Every four years, the Lieutenant Governor of Ontario appoints someone to review the AODA. Moreover, this reviewer spends time meeting with the public, especially people with disabilities, discussing possible improvements the AODA might need. As a result, the reviewer writes a report about how effective the AODA and its mandates are. During public meetings for the third review of the AODA, attendees outlined many barriers that people with disabilities face. More improvements to the AODA would help to remove existing barriers and prevent future ones. Therefore, in addition to direct recommendations, Onley’s review also includes discussion of these barriers and suggestions from attendees about how to remove them. This article lists the suggestions in the third review of the AODA.

Suggestions in the Third Review of the AODA

The Honourable David C. Onley, former Lieutenant Governor of Ontario, wrote the third review of the AODA, published in 2019. In this review, he outlines many barriers that Ontarians with disabilities encounter every day. Improvements to current and future standards could prevent or remove many of these barriers. For instance, attendees suggest removing and preventing barriers in:

In addition, attendees describe many barriers for people with service animals and suggest ways to prevent them.

Barriers in AODA Processes

Likewise, attendees outline more barriers within current AODA processes. For instance, attendees suggest changes in the procedures of:

Similarly, attendees report that current processes for enforcing AODA compliance are not effective. Attendees state that some barriers preventing compliance are:

Barriers outside of the AODA

Finally, attendees also describe some barriers not related to AODA mandates. Nonetheless, these barriers profoundly impact the lives of people with disabilities. Preventing and removing them will benefit people with and without disabilities. Some of these barriers are:

Onley’s review does not directly recommend that the government take steps to remove or prevent barriers in any of these areas.

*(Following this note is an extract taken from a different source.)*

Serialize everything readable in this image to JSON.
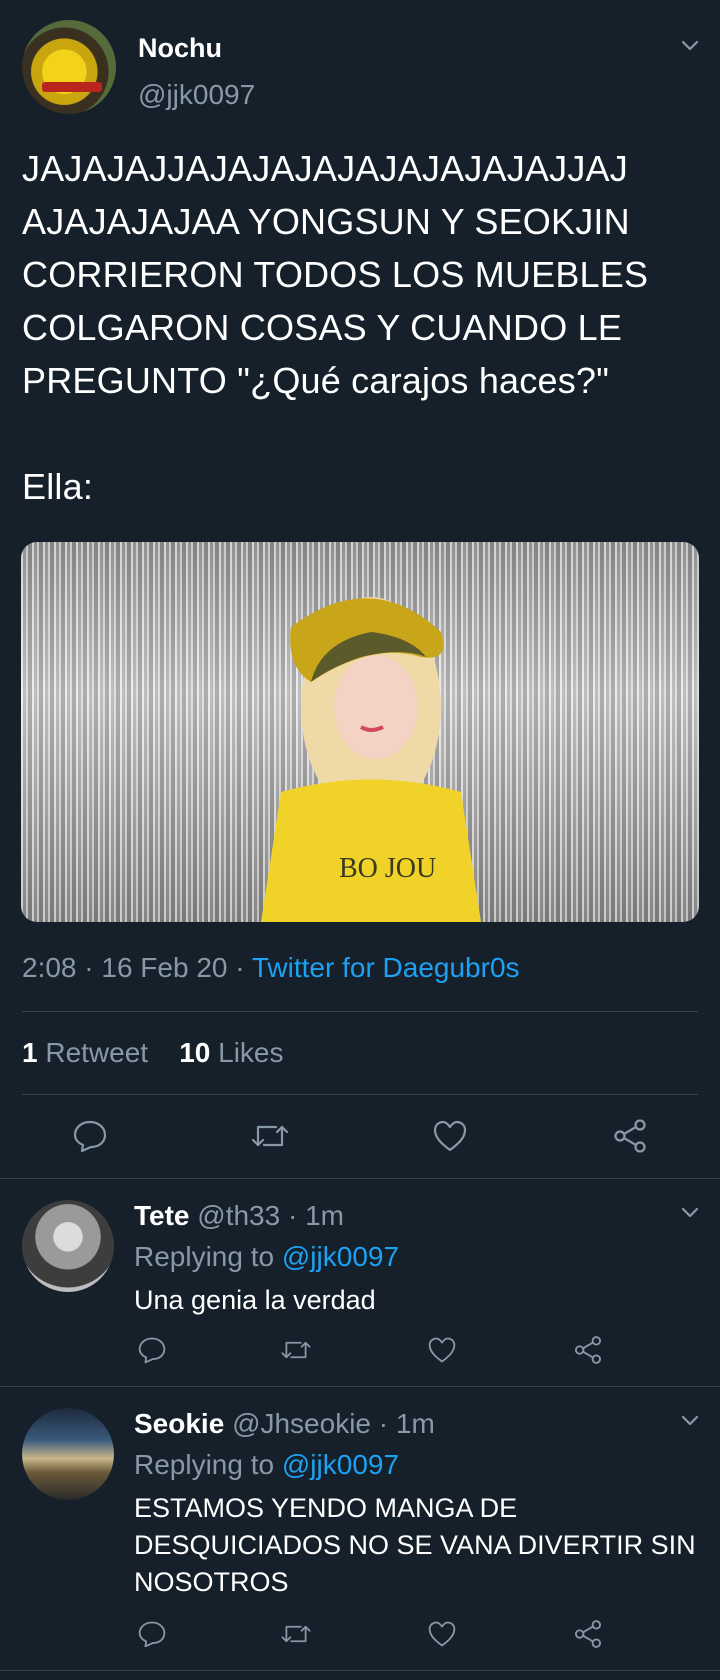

However, by including them in his review, Onley shows that even after it addresses the recommendations, the Ontario government will still have much more work to do to make the province accessible.